The Sacramento Bee has named Ruth Shim one of the “Top 20 Black Change Makers.”
Shim is a professor of clinical psychiatry and associate dean of diverse and inclusive education at UC Davis School of Medicine.
UC Davis Chancellor Gary S. May nominated Shim. “Shim has devoted her career to addressing structural barriers to health equity and health outcomes, especially for patients in traditionally underserved communities,” May said.
The profiles of all 20 honorees are available online.
In her acceptance video, Shim says that she’s inspired by the students at the UC Davis School of Medicine.
“We have one of the most diverse medical schools in the country. Because we have students who come from all sorts of backgrounds, they have a desire to improve medicine to make things better in their communities.

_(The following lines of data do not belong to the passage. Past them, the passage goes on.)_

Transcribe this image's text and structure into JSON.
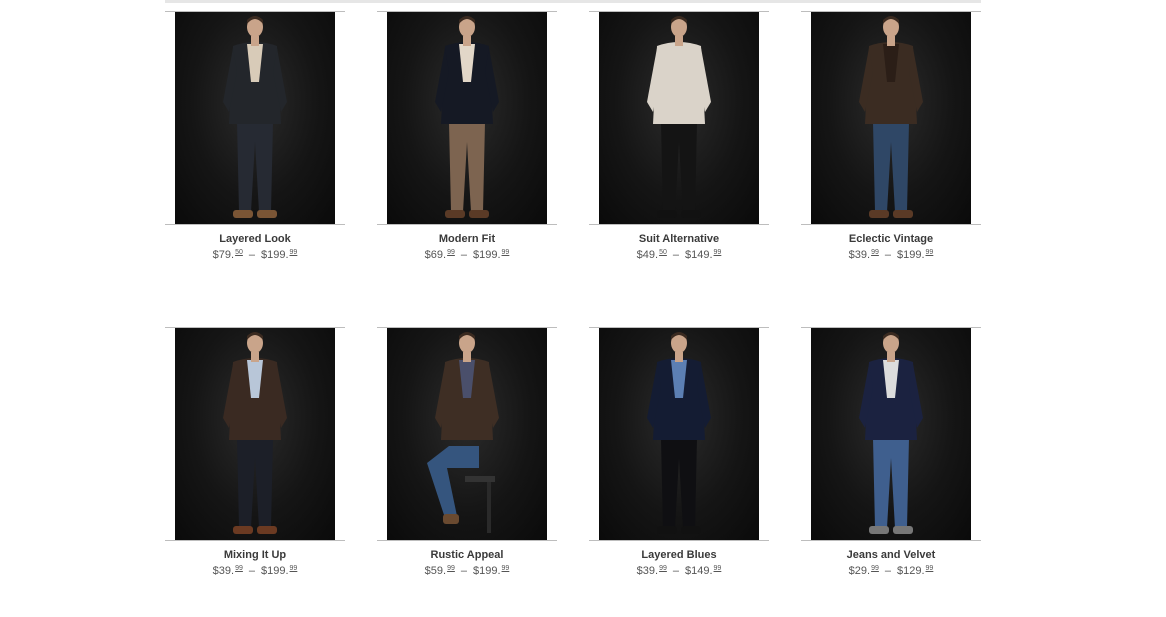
{
  "colors": {
    "background": "#ffffff",
    "photo_bg": "#111111",
    "text": "#3a3a3a",
    "rule": "#bdbdbd"
  },
  "products": [
    {
      "name": "Layered Look",
      "price_low": {
        "dollars": "$79.",
        "cents": "50"
      },
      "price_high": {
        "dollars": "$199.",
        "cents": "99"
      },
      "outfit": {
        "jacket": "#23262b",
        "inner": "#d8cbb8",
        "pants": "#262a33",
        "shoes": "#7a5535",
        "shirt": "#b7c4d3"
      }
    },
    {
      "name": "Modern Fit",
      "price_low": {
        "dollars": "$69.",
        "cents": "99"
      },
      "price_high": {
        "dollars": "$199.",
        "cents": "99"
      },
      "outfit": {
        "jacket": "#151924",
        "inner": "#e2d7c8",
        "pants": "#7d6450",
        "shoes": "#5a3a26",
        "shirt": "#e2d7c8"
      }
    },
    {
      "name": "Suit Alternative",
      "price_low": {
        "dollars": "$49.",
        "cents": "50"
      },
      "price_high": {
        "dollars": "$149.",
        "cents": "99"
      },
      "outfit": {
        "jacket": "#dad3c9",
        "inner": "#dad3c9",
        "pants": "#141414",
        "shoes": "#111111",
        "shirt": "#ffffff"
      }
    },
    {
      "name": "Eclectic Vintage",
      "price_low": {
        "dollars": "$39.",
        "cents": "99"
      },
      "price_high": {
        "dollars": "$199.",
        "cents": "99"
      },
      "outfit": {
        "jacket": "#3b2c22",
        "inner": "#2b1e17",
        "pants": "#2f4766",
        "shoes": "#5a3a26",
        "shirt": "#3a2a20"
      }
    },
    {
      "name": "Mixing It Up",
      "price_low": {
        "dollars": "$39.",
        "cents": "99"
      },
      "price_high": {
        "dollars": "$199.",
        "cents": "99"
      },
      "outfit": {
        "jacket": "#3a2a22",
        "inner": "#b8c6d8",
        "pants": "#1c1f28",
        "shoes": "#6b3a22",
        "shirt": "#b8c6d8"
      }
    },
    {
      "name": "Rustic Appeal",
      "price_low": {
        "dollars": "$59.",
        "cents": "99"
      },
      "price_high": {
        "dollars": "$199.",
        "cents": "99"
      },
      "outfit": {
        "jacket": "#3e2e24",
        "inner": "#4a4f6b",
        "pants": "#35557e",
        "shoes": "#6a4a30",
        "shirt": "#4a4f6b"
      }
    },
    {
      "name": "Layered Blues",
      "price_low": {
        "dollars": "$39.",
        "cents": "99"
      },
      "price_high": {
        "dollars": "$149.",
        "cents": "99"
      },
      "outfit": {
        "jacket": "#141c33",
        "inner": "#5c7fb3",
        "pants": "#0f0f12",
        "shoes": "#111111",
        "shirt": "#5c7fb3"
      }
    },
    {
      "name": "Jeans and Velvet",
      "price_low": {
        "dollars": "$29.",
        "cents": "99"
      },
      "price_high": {
        "dollars": "$129.",
        "cents": "99"
      },
      "outfit": {
        "jacket": "#1b2240",
        "inner": "#dcdcdc",
        "pants": "#3f5f8e",
        "shoes": "#777777",
        "shirt": "#dcdcdc"
      }
    }
  ]
}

Because they have such drive and passion, it inspires me to bring all of my drive and passion to the work that I do,” Shim said.
Shim became interested in mental health at a young age. She noticed the health disparities between Black and white people when she was a student at Emory University. It inspired her to become a psychiatrist and address mental health disparities and inequities.
Shim earned a Master of Public Health degree, specializing in health policy from the Rollins School of Public Health at Emory University and an M.D. from Emory University School of Medicine. She joined the UC Davis faculty in 2017.
“Dr. Shim’s leadership of the department’s Diversity Advisory Committee has been seminal in creating the holistic review process for our residency program — the members of which will form the psychiatric workforce for California, addressing the mental health crisis in our region and our State,” said Helen C. Kales, the Joe P. Tupin Endowed Professor and chair of the Department of Psychiatry and Behavioral Sciences.
Shim is also the Luke and Grace Kim Endowed Professor of Cultural Psychiatry, which informs her thinking about mental health care in our communities.
“I am always considering the role culture plays in mental health and psychiatry and how these things show up in our communities,” Shim said.
She hopes to improve the quality and access of mental health services for communities that are oppressed and marginalized. Shim is working to address policies at the local, state and national levels to combine equity and justice in U.S. medical schools.